- Little Changes - Big Results - Meegs at A New Day talks about how sometimes it’s the little decisions and changes that can lead us to find big results, and how she's baby-stepping her way to a more environmentally conscious lifestyle.
- Inspiring the Next Generation - aNonyMous at at Radical Ramblings hopes to inspire her daughter to live a green and sustainable lifestyle, in the same way she was inspired by her high-school science teacher, and talks about the changes her family are making towards this vision.
- Eco-Friendly Cleansers: Safe For the Environment, Healthy For Every Body - Rebekah at Liberated Family writes about safe and natural alternatives to toxic, household cleaning products..
- Lightening My Footprint with Cloth Nappies (Diapers) - Christine at African Babies Don’t Cry shares the biggest eco-choice she has made so far, and why she is so passionate about it.
- Clutter Free for a Cause - At Living Peacefully with Children Mandy's penchant for decluttering and simple living cuts down on consumerism, taking less of a tole on the Earth.
- Eco-Parenting: Homemade Bug Spray - Kerry at City Kids Homeschooling shares a homemade bug spray recipe that helps her family to enjoy the natural world while taking precautions against bug bites.
- Let the Scales Fall From My Eyes...Just Not Too Quickly - Kelly at Becoming Crunchy talks about the discomfort of no longer being able to live in denial over how her choices affect the world around her.
- Fostering Love of Earth - Justine at The Lone Home Ranger instills a love of nature in her daughters by embarking on their first backyard vegetable garden together.
- Being in Nature - Carrie at Love Notes Mama knows that just being in nature is more than enough.
- 5 Ways to Pass Down Environmental Values to Your Children - Charise at I Thought I Knew Mama shares how easy it can be to instill environmental values in your children.
- Viva Portlandia - Amy at Anktangle writes about the place she lives and loves in: Portland, Oregon.

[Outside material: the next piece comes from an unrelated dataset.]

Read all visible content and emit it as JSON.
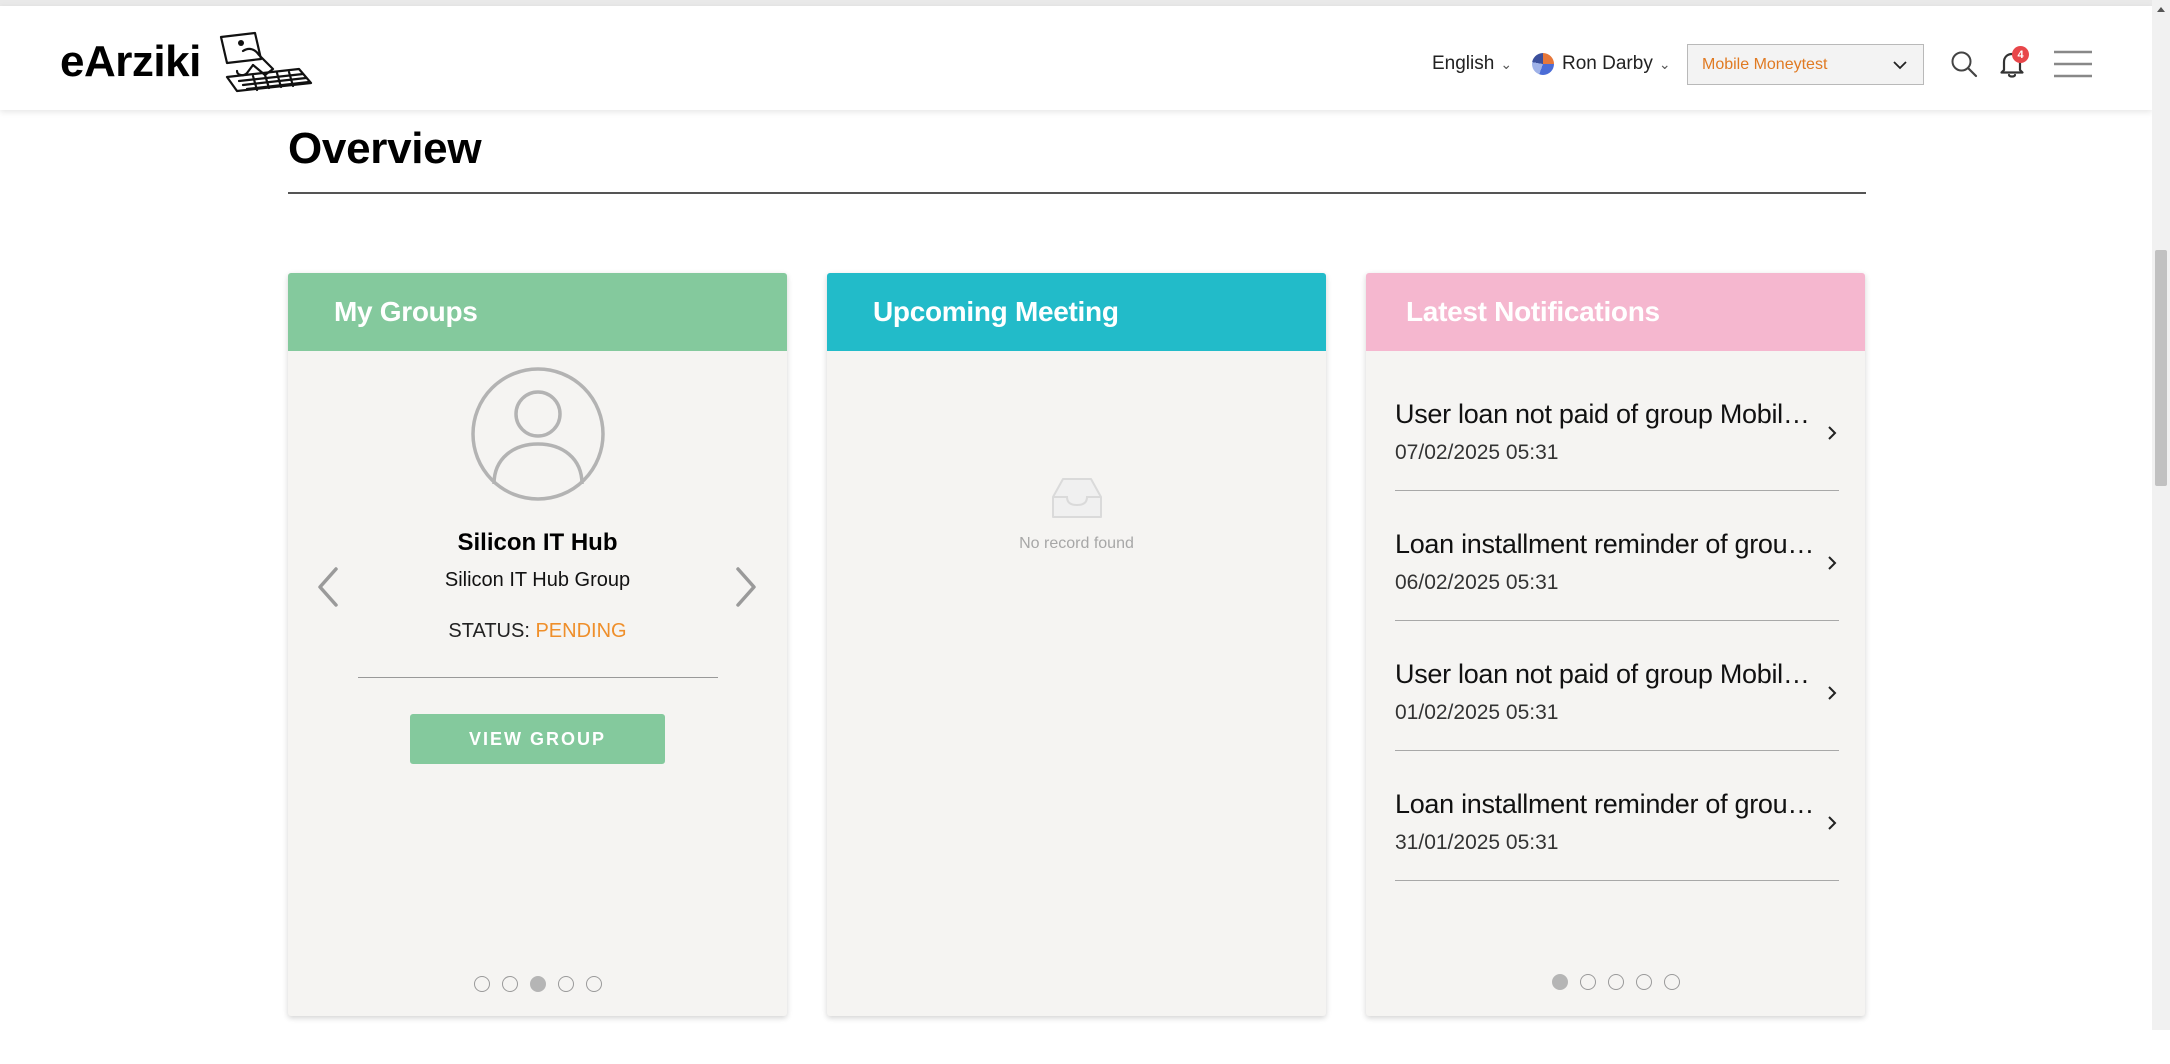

She describes the ways this green city makes it easy for her family to take care of our earth, and also the steps she's taking to further lessen her family's environmental impact.
- Conspicuous Conservationism - Jenn at Monkey Butt Junction examines the phenomenon of eco-conscious behavior as a status symbol.
- Time for Radical Sustainability - Terri at Child of the Nature Isle ponders how she can model a truly sustainable lifestyle for her children and raise them in a way that their environmental consciousness is as natural as breathing!